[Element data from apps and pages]

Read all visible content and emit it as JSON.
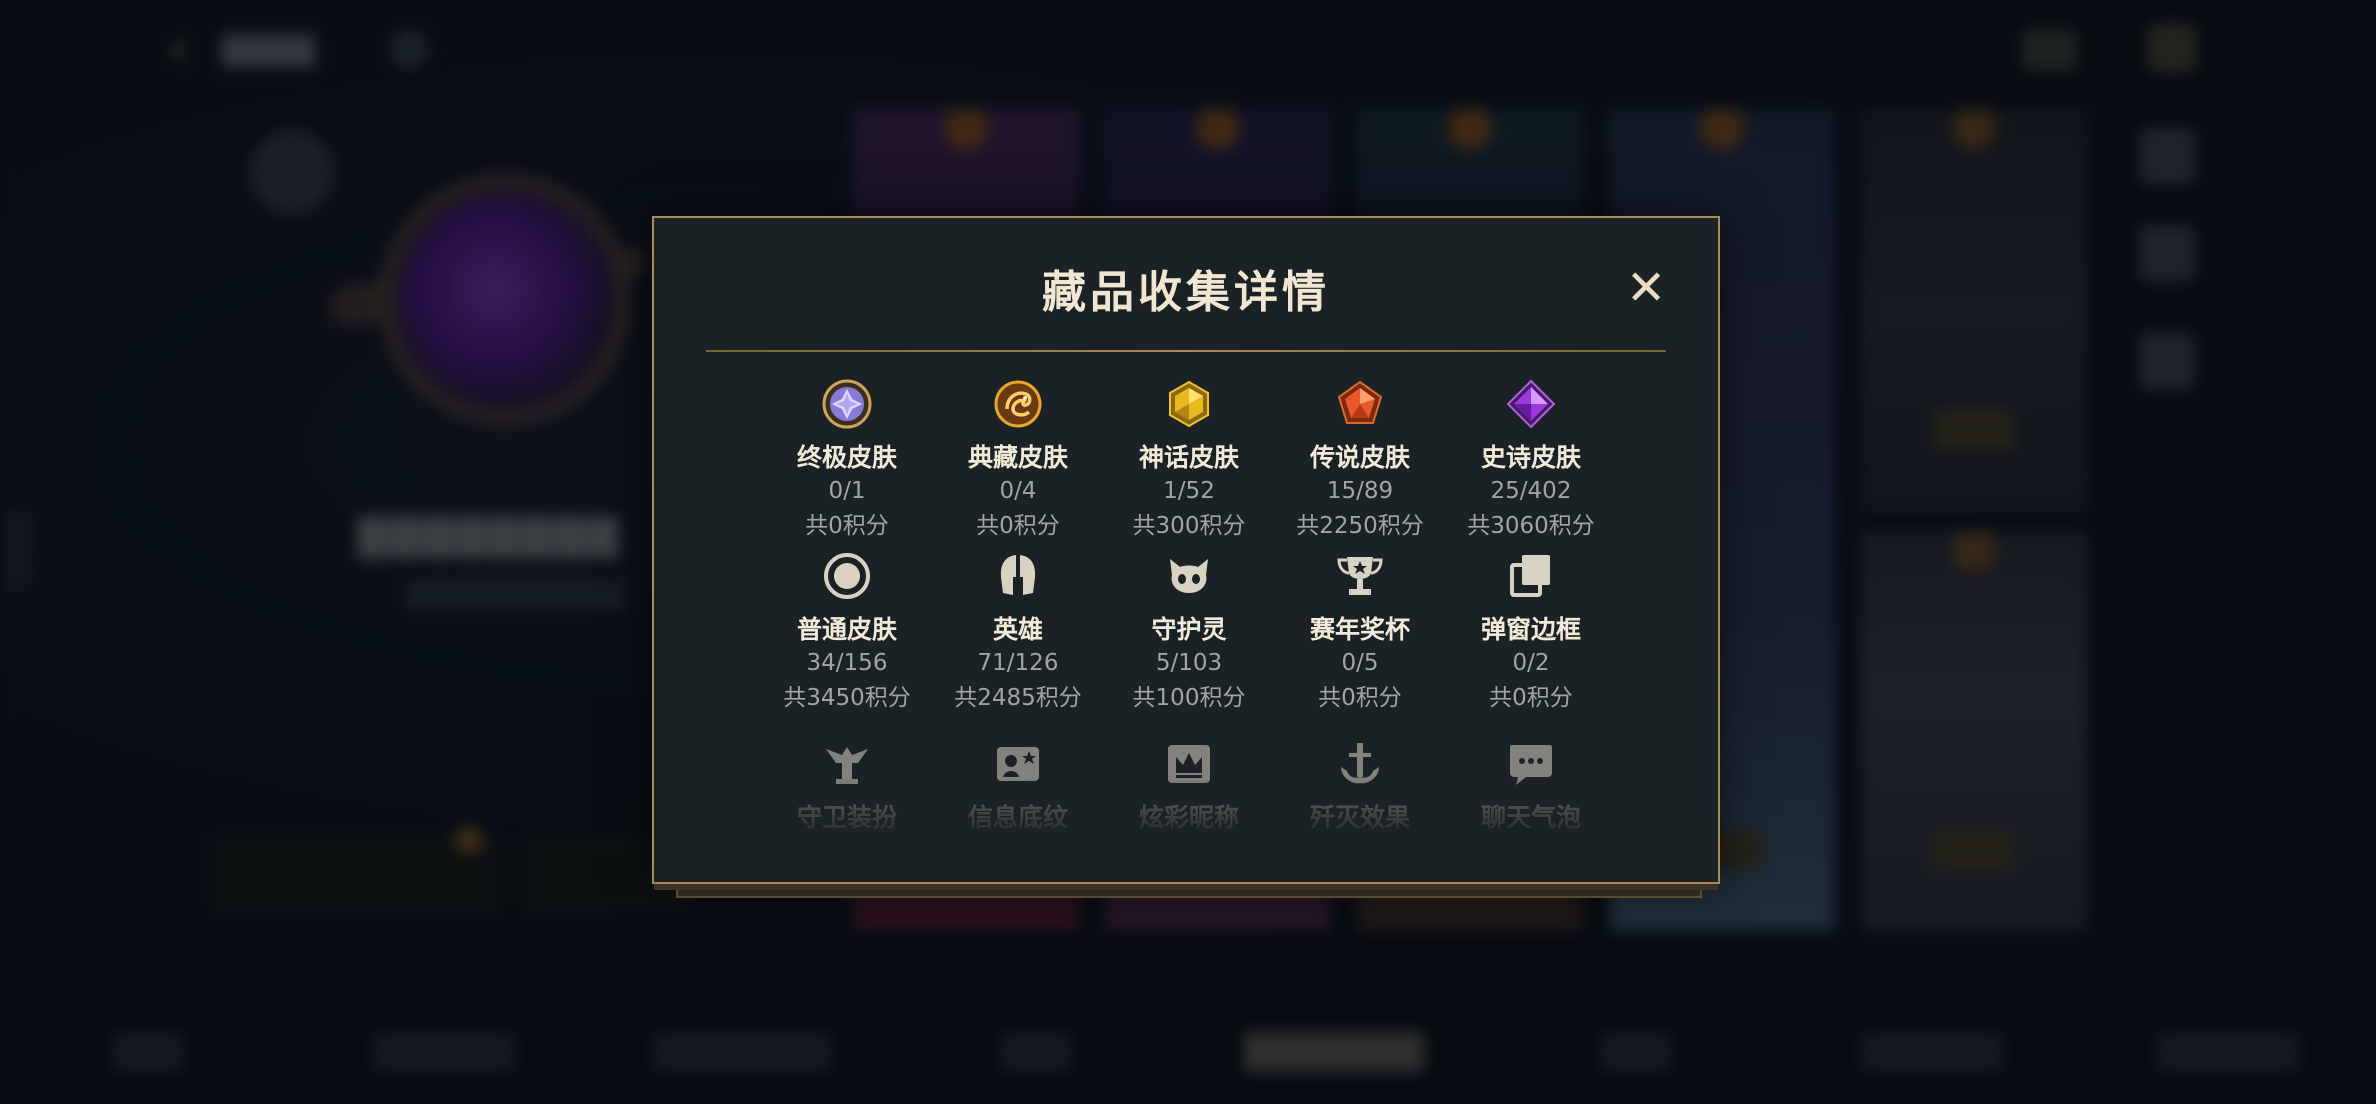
{
  "modal": {
    "title": "藏品收集详情",
    "close_label": "✕",
    "categories": [
      {
        "name": "终极皮肤",
        "count": "0/1",
        "points": "共0积分",
        "icon": "ultimate-skin-icon"
      },
      {
        "name": "典藏皮肤",
        "count": "0/4",
        "points": "共0积分",
        "icon": "prestige-skin-icon"
      },
      {
        "name": "神话皮肤",
        "count": "1/52",
        "points": "共300积分",
        "icon": "mythic-skin-icon"
      },
      {
        "name": "传说皮肤",
        "count": "15/89",
        "points": "共2250积分",
        "icon": "legendary-skin-icon"
      },
      {
        "name": "史诗皮肤",
        "count": "25/402",
        "points": "共3060积分",
        "icon": "epic-skin-icon"
      },
      {
        "name": "普通皮肤",
        "count": "34/156",
        "points": "共3450积分",
        "icon": "standard-skin-icon"
      },
      {
        "name": "英雄",
        "count": "71/126",
        "points": "共2485积分",
        "icon": "champion-helmet-icon"
      },
      {
        "name": "守护灵",
        "count": "5/103",
        "points": "共100积分",
        "icon": "little-legend-icon"
      },
      {
        "name": "赛年奖杯",
        "count": "0/5",
        "points": "共0积分",
        "icon": "trophy-icon"
      },
      {
        "name": "弹窗边框",
        "count": "0/2",
        "points": "共0积分",
        "icon": "popup-frame-icon"
      },
      {
        "name": "守卫装扮",
        "icon": "ward-skin-icon"
      },
      {
        "name": "信息底纹",
        "icon": "banner-icon"
      },
      {
        "name": "炫彩昵称",
        "icon": "nickname-icon"
      },
      {
        "name": "歼灭效果",
        "icon": "ace-effect-icon"
      },
      {
        "name": "聊天气泡",
        "icon": "chat-bubble-icon"
      }
    ]
  },
  "colors": {
    "modal_bg": "#1b2226",
    "modal_border": "#a88a52",
    "title_text": "#f0e6d2",
    "secondary_text": "#9ea4a8"
  }
}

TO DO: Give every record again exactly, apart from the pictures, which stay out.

WRITTEN REPLY:
Read all visible content and emit it as JSON.
{
  "modal": {
    "title": "藏品收集详情",
    "close_label": "✕",
    "categories": [
      {
        "name": "终极皮肤",
        "count": "0/1",
        "points": "共0积分",
        "icon": "ultimate-skin-icon"
      },
      {
        "name": "典藏皮肤",
        "count": "0/4",
        "points": "共0积分",
        "icon": "prestige-skin-icon"
      },
      {
        "name": "神话皮肤",
        "count": "1/52",
        "points": "共300积分",
        "icon": "mythic-skin-icon"
      },
      {
        "name": "传说皮肤",
        "count": "15/89",
        "points": "共2250积分",
        "icon": "legendary-skin-icon"
      },
      {
        "name": "史诗皮肤",
        "count": "25/402",
        "points": "共3060积分",
        "icon": "epic-skin-icon"
      },
      {
        "name": "普通皮肤",
        "count": "34/156",
        "points": "共3450积分",
        "icon": "standard-skin-icon"
      },
      {
        "name": "英雄",
        "count": "71/126",
        "points": "共2485积分",
        "icon": "champion-helmet-icon"
      },
      {
        "name": "守护灵",
        "count": "5/103",
        "points": "共100积分",
        "icon": "little-legend-icon"
      },
      {
        "name": "赛年奖杯",
        "count": "0/5",
        "points": "共0积分",
        "icon": "trophy-icon"
      },
      {
        "name": "弹窗边框",
        "count": "0/2",
        "points": "共0积分",
        "icon": "popup-frame-icon"
      },
      {
        "name": "守卫装扮",
        "icon": "ward-skin-icon"
      },
      {
        "name": "信息底纹",
        "icon": "banner-icon"
      },
      {
        "name": "炫彩昵称",
        "icon": "nickname-icon"
      },
      {
        "name": "歼灭效果",
        "icon": "ace-effect-icon"
      },
      {
        "name": "聊天气泡",
        "icon": "chat-bubble-icon"
      }
    ]
  },
  "colors": {
    "modal_bg": "#1b2226",
    "modal_border": "#a88a52",
    "title_text": "#f0e6d2",
    "secondary_text": "#9ea4a8"
  }
}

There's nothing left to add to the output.